[Extracted records]
+ + + + +

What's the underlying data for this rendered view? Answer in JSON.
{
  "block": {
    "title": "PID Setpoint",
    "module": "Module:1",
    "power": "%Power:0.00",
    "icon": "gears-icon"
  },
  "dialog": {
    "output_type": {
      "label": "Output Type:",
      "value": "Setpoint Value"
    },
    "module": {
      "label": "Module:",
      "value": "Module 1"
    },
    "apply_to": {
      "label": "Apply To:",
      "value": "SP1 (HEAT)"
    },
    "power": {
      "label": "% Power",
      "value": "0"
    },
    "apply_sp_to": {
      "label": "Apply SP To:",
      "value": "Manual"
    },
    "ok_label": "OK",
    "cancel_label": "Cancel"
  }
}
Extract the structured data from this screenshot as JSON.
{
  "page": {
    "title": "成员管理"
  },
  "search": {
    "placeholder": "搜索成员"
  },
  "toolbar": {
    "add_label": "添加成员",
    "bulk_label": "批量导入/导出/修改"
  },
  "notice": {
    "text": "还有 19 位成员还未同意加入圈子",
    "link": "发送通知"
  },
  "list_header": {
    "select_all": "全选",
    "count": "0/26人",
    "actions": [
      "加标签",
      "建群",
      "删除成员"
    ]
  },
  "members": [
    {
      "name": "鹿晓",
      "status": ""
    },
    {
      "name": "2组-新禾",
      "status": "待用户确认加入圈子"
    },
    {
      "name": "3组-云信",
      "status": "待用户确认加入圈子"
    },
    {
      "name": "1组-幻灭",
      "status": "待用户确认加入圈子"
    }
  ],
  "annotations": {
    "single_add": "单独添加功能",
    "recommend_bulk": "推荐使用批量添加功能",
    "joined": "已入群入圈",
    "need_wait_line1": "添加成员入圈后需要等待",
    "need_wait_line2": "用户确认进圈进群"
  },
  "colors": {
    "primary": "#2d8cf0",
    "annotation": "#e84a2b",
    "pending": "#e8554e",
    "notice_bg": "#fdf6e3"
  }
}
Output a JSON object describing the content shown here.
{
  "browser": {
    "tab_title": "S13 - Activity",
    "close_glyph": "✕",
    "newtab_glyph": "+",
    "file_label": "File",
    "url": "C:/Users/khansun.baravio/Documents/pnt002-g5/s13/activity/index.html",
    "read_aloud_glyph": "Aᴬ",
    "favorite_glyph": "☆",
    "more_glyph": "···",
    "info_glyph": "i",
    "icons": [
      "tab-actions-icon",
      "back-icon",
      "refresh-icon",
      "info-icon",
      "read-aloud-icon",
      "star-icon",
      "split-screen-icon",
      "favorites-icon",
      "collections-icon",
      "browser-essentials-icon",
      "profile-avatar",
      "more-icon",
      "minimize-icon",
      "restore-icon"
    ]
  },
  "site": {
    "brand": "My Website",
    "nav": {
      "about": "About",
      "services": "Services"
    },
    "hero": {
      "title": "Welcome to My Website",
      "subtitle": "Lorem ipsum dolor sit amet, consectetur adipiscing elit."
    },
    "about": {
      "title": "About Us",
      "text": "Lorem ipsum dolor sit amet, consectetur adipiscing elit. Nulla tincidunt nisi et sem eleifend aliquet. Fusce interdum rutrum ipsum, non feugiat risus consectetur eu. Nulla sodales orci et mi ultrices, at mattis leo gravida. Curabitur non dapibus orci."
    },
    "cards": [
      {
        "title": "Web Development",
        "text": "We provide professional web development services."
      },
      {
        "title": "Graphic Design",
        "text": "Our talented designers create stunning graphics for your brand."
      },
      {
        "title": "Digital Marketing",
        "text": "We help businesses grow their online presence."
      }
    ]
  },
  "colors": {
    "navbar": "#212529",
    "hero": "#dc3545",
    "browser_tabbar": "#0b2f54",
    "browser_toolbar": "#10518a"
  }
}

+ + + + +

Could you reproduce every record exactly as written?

**Result:**
What's the underlying data for this rendered view? Answer in JSON.
{
  "block": {
    "title": "PID Setpoint",
    "module": "Module:1",
    "power": "%Power:0.00",
    "icon": "gears-icon"
  },
  "dialog": {
    "output_type": {
      "label": "Output Type:",
      "value": "Setpoint Value"
    },
    "module": {
      "label": "Module:",
      "value": "Module 1"
    },
    "apply_to": {
      "label": "Apply To:",
      "value": "SP1 (HEAT)"
    },
    "power": {
      "label": "% Power",
      "value": "0"
    },
    "apply_sp_to": {
      "label": "Apply SP To:",
      "value": "Manual"
    },
    "ok_label": "OK",
    "cancel_label": "Cancel"
  }
}
Extract the structured data from this screenshot as JSON.
{
  "page": {
    "title": "成员管理"
  },
  "search": {
    "placeholder": "搜索成员"
  },
  "toolbar": {
    "add_label": "添加成员",
    "bulk_label": "批量导入/导出/修改"
  },
  "notice": {
    "text": "还有 19 位成员还未同意加入圈子",
    "link": "发送通知"
  },
  "list_header": {
    "select_all": "全选",
    "count": "0/26人",
    "actions": [
      "加标签",
      "建群",
      "删除成员"
    ]
  },
  "members": [
    {
      "name": "鹿晓",
      "status": ""
    },
    {
      "name": "2组-新禾",
      "status": "待用户确认加入圈子"
    },
    {
      "name": "3组-云信",
      "status": "待用户确认加入圈子"
    },
    {
      "name": "1组-幻灭",
      "status": "待用户确认加入圈子"
    }
  ],
  "annotations": {
    "single_add": "单独添加功能",
    "recommend_bulk": "推荐使用批量添加功能",
    "joined": "已入群入圈",
    "need_wait_line1": "添加成员入圈后需要等待",
    "need_wait_line2": "用户确认进圈进群"
  },
  "colors": {
    "primary": "#2d8cf0",
    "annotation": "#e84a2b",
    "pending": "#e8554e",
    "notice_bg": "#fdf6e3"
  }
}
Output a JSON object describing the content shown here.
{
  "browser": {
    "tab_title": "S13 - Activity",
    "close_glyph": "✕",
    "newtab_glyph": "+",
    "file_label": "File",
    "url": "C:/Users/khansun.baravio/Documents/pnt002-g5/s13/activity/index.html",
    "read_aloud_glyph": "Aᴬ",
    "favorite_glyph": "☆",
    "more_glyph": "···",
    "info_glyph": "i",
    "icons": [
      "tab-actions-icon",
      "back-icon",
      "refresh-icon",
      "info-icon",
      "read-aloud-icon",
      "star-icon",
      "split-screen-icon",
      "favorites-icon",
      "collections-icon",
      "browser-essentials-icon",
      "profile-avatar",
      "more-icon",
      "minimize-icon",
      "restore-icon"
    ]
  },
  "site": {
    "brand": "My Website",
    "nav": {
      "about": "About",
      "services": "Services"
    },
    "hero": {
      "title": "Welcome to My Website",
      "subtitle": "Lorem ipsum dolor sit amet, consectetur adipiscing elit."
    },
    "about": {
      "title": "About Us",
      "text": "Lorem ipsum dolor sit amet, consectetur adipiscing elit. Nulla tincidunt nisi et sem eleifend aliquet. Fusce interdum rutrum ipsum, non feugiat risus consectetur eu. Nulla sodales orci et mi ultrices, at mattis leo gravida. Curabitur non dapibus orci."
    },
    "cards": [
      {
        "title": "Web Development",
        "text": "We provide professional web development services."
      },
      {
        "title": "Graphic Design",
        "text": "Our talented designers create stunning graphics for your brand."
      },
      {
        "title": "Digital Marketing",
        "text": "We help businesses grow their online presence."
      }
    ]
  },
  "colors": {
    "navbar": "#212529",
    "hero": "#dc3545",
    "browser_tabbar": "#0b2f54",
    "browser_toolbar": "#10518a"
  }
}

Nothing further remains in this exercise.